---------- Input

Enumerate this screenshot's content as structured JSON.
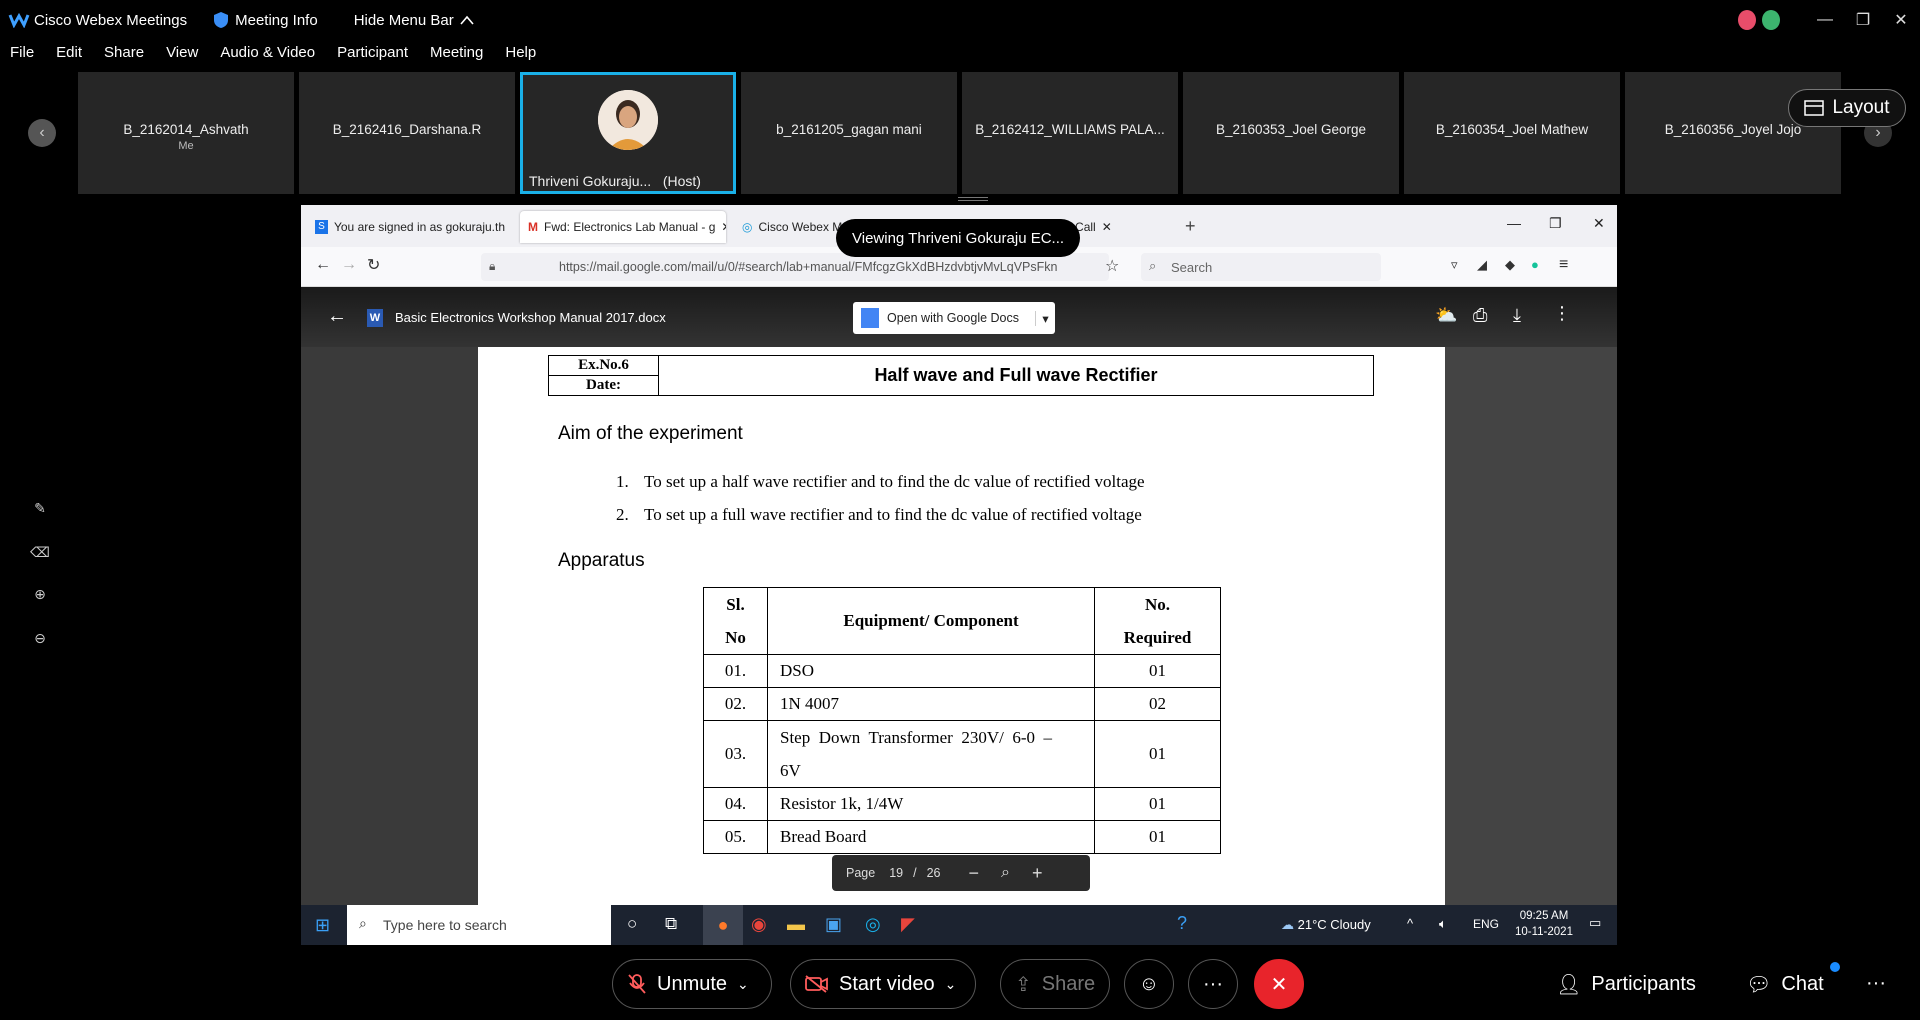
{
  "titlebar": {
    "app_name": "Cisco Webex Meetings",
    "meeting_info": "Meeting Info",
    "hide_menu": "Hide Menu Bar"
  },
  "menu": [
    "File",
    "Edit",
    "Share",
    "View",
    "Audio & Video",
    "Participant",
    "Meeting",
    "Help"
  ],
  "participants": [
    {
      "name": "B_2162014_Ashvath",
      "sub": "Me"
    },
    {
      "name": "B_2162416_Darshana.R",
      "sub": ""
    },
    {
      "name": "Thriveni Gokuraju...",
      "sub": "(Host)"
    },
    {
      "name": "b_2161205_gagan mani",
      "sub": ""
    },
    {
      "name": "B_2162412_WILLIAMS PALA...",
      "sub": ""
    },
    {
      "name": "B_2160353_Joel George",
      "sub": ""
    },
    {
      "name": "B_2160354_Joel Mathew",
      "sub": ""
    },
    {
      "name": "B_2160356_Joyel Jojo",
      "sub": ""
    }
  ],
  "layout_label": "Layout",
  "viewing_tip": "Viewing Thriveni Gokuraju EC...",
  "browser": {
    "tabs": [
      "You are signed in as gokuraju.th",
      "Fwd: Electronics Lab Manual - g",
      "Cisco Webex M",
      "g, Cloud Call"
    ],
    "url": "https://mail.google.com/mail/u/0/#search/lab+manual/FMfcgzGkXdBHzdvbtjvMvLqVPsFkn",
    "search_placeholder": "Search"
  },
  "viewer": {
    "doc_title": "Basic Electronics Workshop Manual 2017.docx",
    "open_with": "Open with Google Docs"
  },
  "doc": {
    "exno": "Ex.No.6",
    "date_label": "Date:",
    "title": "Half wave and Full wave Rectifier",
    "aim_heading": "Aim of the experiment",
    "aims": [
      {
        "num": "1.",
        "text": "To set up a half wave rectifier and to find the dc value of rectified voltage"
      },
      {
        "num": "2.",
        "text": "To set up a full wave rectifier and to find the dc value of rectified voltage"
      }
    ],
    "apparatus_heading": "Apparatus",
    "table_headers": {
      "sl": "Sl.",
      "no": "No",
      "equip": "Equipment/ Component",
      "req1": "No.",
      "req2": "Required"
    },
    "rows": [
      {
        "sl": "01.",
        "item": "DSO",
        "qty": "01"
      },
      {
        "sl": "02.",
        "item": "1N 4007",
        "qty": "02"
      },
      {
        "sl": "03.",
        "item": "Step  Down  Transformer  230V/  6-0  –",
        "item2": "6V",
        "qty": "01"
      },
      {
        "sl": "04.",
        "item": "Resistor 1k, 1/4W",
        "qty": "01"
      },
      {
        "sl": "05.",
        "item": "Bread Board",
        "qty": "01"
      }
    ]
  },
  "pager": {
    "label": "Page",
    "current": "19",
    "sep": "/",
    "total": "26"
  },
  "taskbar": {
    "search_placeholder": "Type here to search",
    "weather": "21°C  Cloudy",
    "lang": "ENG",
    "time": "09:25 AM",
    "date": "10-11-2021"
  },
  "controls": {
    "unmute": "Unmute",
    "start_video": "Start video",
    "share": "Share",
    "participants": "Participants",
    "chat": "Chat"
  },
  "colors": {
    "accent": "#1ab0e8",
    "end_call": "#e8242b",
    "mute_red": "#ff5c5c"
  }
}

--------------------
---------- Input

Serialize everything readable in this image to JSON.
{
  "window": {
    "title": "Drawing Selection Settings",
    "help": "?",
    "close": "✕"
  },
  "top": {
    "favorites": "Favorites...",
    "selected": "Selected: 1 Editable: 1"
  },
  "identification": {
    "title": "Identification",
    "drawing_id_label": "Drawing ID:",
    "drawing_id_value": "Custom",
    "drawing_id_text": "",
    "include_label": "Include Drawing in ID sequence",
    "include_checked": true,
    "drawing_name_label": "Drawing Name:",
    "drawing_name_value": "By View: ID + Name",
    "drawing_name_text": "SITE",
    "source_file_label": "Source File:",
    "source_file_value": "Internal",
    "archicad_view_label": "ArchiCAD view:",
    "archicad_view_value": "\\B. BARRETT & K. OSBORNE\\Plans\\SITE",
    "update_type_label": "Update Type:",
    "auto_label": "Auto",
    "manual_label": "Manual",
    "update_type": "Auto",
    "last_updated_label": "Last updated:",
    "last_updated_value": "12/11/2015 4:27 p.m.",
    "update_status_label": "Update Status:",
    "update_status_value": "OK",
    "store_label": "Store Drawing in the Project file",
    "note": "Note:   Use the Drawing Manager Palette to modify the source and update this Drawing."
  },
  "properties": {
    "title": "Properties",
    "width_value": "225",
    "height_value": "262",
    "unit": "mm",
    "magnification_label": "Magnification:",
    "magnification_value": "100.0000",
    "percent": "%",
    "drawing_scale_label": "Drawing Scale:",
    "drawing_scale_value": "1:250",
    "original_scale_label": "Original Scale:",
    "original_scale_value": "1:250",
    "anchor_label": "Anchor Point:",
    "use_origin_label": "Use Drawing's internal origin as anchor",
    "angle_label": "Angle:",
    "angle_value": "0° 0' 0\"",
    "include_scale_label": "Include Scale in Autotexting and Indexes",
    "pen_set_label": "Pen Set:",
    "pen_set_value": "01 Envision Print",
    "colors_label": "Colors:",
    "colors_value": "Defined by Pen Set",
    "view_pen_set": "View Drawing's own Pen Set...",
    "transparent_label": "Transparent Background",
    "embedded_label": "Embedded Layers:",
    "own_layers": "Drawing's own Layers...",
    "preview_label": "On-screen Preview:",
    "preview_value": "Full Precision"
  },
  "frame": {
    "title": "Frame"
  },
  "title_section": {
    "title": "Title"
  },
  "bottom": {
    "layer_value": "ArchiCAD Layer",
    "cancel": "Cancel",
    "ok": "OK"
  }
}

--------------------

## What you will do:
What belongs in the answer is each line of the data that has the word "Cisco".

## Answer box:
    "app_name": "Cisco Webex Meetings",
      "Cisco Webex M",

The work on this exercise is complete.